The Mesalands Community College Board of Trustees is awaiting quotes from several national hiring firms to evaluate candidates for a new college president.
Mesalands President Phillip Barry said the board may name a new president as early as April, and that he was prepared to stay in his position until late fall 2011 to provide the board time to find the right applicant.
Barry said he advised the board of trustees in January 2009 not to renew his contract because he planned to retire. He said he will step down as soon as the new president is able to take over the position.
J. Bronson Moore, chairman of the board of trustees, said the selection of a new president is critical to Mesalands’ continued success.
“We're going to be really careful about the decision. A lot of things could make us or break us,” Moore said. “The college is the best thing Tucumcari's got going for it.”
As a leader, Moore compared Barry to a commanding officer he had before the Vietnam War.
“He's going to get the job done. He may not be the most popular individual at the time getting it done, but afterwards you can look back and see the accomplishment, what he's done,” Moore said.
Barry, president of Mesalands for 15 years, said it is sometimes lonely at the top.
“Ultimately I’d like to be liked by everyone, but when you're a decision maker and you're moving an institution forward, a lot of times you'll make decisions that don't make you very popular,” Barry said.

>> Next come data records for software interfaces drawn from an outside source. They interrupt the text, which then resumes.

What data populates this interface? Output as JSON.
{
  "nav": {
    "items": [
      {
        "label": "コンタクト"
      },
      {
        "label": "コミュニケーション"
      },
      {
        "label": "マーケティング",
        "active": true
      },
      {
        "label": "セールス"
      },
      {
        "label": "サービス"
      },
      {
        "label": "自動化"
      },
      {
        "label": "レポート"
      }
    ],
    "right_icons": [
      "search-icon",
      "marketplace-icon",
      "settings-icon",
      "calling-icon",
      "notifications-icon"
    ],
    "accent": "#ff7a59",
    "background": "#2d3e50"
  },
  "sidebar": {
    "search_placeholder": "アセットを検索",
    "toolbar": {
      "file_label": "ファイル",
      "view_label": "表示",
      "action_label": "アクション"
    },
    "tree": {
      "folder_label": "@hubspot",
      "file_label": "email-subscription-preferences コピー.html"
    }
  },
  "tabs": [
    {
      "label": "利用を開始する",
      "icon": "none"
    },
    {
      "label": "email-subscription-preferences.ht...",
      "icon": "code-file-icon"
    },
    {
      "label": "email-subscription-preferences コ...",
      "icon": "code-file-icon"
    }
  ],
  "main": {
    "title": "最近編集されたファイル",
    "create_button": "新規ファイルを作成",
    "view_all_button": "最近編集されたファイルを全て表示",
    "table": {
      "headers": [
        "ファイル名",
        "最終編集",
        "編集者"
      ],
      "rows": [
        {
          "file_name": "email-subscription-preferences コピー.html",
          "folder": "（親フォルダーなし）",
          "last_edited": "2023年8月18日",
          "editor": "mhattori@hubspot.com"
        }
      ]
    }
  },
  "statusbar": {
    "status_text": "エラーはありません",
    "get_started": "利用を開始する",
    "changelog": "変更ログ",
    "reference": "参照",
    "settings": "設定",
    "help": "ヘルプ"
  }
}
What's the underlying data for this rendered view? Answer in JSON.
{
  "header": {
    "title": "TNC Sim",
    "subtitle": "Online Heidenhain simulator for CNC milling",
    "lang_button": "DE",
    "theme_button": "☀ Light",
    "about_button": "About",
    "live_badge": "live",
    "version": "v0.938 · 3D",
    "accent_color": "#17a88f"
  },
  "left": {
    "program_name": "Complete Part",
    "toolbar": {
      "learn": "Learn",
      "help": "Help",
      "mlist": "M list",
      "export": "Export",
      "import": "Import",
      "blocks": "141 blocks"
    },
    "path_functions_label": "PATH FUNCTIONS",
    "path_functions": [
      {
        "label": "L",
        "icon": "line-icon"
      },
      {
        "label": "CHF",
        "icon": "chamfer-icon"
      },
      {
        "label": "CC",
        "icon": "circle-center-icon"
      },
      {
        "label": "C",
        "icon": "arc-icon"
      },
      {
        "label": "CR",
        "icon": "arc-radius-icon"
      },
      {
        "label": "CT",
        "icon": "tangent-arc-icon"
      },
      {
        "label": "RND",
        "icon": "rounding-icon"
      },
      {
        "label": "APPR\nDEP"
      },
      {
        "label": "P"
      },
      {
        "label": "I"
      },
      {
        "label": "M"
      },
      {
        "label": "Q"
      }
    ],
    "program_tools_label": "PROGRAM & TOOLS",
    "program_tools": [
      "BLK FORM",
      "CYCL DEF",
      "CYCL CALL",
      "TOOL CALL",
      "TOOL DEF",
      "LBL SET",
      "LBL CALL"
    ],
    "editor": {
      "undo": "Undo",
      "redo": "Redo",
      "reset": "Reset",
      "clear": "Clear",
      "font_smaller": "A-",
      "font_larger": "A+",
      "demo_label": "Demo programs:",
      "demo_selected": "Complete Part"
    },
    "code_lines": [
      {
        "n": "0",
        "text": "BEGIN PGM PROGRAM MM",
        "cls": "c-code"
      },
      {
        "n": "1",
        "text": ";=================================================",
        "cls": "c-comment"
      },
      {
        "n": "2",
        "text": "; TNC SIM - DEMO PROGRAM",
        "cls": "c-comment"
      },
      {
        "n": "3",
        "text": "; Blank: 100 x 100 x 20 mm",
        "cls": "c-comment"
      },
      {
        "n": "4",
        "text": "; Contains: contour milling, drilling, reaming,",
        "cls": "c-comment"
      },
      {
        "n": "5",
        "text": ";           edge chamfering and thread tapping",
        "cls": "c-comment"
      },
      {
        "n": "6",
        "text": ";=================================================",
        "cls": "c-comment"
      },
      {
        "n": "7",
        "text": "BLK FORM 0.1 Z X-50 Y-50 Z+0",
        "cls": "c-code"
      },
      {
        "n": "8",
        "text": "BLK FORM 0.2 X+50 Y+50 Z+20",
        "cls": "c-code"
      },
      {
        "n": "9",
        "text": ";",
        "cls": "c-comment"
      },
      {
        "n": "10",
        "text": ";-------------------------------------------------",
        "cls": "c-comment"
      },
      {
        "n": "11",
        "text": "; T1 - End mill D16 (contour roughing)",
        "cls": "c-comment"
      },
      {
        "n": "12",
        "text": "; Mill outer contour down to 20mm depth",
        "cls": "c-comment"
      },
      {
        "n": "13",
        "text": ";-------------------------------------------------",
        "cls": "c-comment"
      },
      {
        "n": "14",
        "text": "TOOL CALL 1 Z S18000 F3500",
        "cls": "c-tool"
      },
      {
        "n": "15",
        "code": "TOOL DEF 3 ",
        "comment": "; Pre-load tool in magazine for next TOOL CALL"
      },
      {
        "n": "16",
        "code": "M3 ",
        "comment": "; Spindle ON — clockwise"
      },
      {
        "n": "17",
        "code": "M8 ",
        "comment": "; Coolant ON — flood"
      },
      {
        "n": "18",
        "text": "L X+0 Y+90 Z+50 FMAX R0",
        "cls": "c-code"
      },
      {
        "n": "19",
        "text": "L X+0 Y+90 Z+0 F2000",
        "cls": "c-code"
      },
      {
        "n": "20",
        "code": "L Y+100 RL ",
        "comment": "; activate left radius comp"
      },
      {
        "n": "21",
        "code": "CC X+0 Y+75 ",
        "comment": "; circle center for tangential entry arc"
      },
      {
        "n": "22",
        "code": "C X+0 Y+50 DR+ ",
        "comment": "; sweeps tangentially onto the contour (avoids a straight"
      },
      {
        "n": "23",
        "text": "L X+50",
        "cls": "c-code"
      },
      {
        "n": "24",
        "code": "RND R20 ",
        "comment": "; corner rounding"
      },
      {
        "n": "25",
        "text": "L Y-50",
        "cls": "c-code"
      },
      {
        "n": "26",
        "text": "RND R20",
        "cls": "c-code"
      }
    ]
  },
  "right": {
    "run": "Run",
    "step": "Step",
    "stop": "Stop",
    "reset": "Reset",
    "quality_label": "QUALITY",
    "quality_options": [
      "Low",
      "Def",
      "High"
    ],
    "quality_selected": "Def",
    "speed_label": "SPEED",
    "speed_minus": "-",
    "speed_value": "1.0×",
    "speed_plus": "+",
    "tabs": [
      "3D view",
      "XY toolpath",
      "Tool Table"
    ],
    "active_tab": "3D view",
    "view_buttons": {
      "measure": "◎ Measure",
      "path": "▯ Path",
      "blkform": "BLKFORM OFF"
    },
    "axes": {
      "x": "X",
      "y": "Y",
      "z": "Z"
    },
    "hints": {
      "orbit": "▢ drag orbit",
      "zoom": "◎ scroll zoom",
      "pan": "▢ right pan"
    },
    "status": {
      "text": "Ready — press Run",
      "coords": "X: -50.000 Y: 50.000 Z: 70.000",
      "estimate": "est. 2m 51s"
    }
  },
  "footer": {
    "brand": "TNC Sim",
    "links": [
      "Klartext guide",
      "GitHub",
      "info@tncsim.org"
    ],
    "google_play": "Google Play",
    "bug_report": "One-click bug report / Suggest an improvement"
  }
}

Since trustees’ last national search for a Mesa Technical College president in 1996, the school has grown to a community college, becoming an accredited institution in 1999 which allowed students to apply for federal financial aid and boosted enrollment. The Higher Learning Comission renewed Mesalands’ accreditation for 10 years in 2004.
According to Barry, some highlights of his career at Mesalands include its re-designation as a community college, the wind energy program, and the launch of “La Voz” radio program in 2005.
The Chicago native said he planned to move to Michigan after retiring to fish and spend more time with his family. Moore said Barry effectively worked with college faculty, staff and trustees to implement changes vital to the success of the institution.
“If he hadn't come along when he did, and the board at that time hadn't hired him, the college would not be here today, I'm sure,” Moore said. “Not even as a vocational school.”
Barry credits the school’s growth to strategic planning initiatives, research-based plans of action. He said the decision to implement the North American Wind Research and Training Center in 2005 was based on an “environmental scan” of issues affecting international, national, state, regional, county and city spheres. The scan emphasized problems like global warming and the depletion of fossil fuels.
“We don't do things most of the time that aren't based on data. One of the keys to the success of the college has been developing a strategic plan that included all of the employees, getting the board of trustees to approve it, and then being held accountable to make sure that it's done,” Barry said.
He said he was “kind of excited” to see Mesalands change in years to come and has high hopes for the college’s future.
“When I look back five years from now, I would like to be able to have seen that the college has been reaccredited for another number of years ... that the dinosaur museum continues and that the wind center is successful, and maybe add some new renewable energy programs, like solar or geothermal or hydrogen,” Barry said.